Siting on a bench in Paris France
Reading the news and it sure looks bad
They won’t give peace a chance
That was just a dream some of us had

So my fellow hippies, what happened to the dream? Where are you all? Why haven’t we been able to change the world? Why do we continue to elect politicians who lead us into war? Why do we continue to live in fear?

The youthful enthusiasm, the love, the compassion and joy of life of the sixties and seventies seem to have vapourised.

But a lot of us aging hippies are still around. Some of us at least haven’t lost the feeling of those days.
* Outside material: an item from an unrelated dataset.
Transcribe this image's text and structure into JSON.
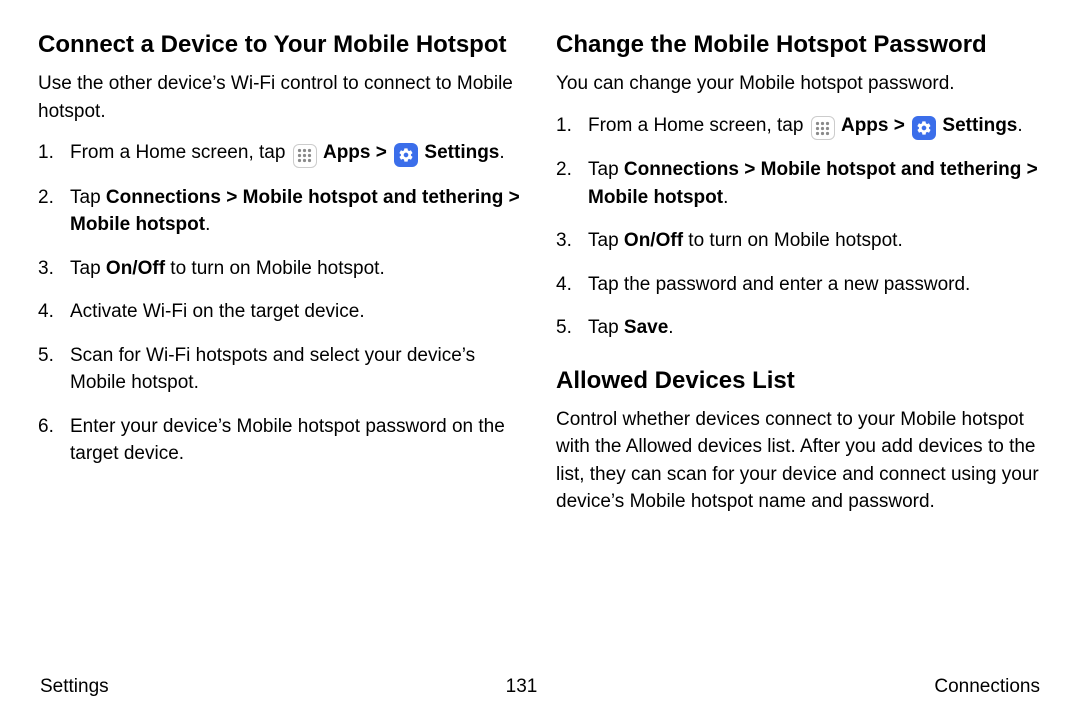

The feeling of being open and ‘real’ and vulnerable and accepting of all God’s children regardless of colour or ideological beliefs.

Now this leads to an interesting thought. I’ve noticed that the older I get the more I reflect on the hippie way of life of the sixties, so I wonder what a retirement village or nursing home will be like when us hippies get there. Sex, drugs and rock and roll! A cosmic retirement commune with lots of concerts and loud music. Outrageous colourful hippie clothes, big hair, Jefferson Airplane karaoke competitions, pot plants everywhere. Swimming naked in the pool and groovy fondue dinner parties. We’ll have our own rock and roll band and let it all hang out. Cool man!
It’ll be good to salvage something of hippiedom. I’m looking forward to it.

If we weren’t able to change the world at least we can take the dream with us in an outrageous blaze of glory and embarrass the children.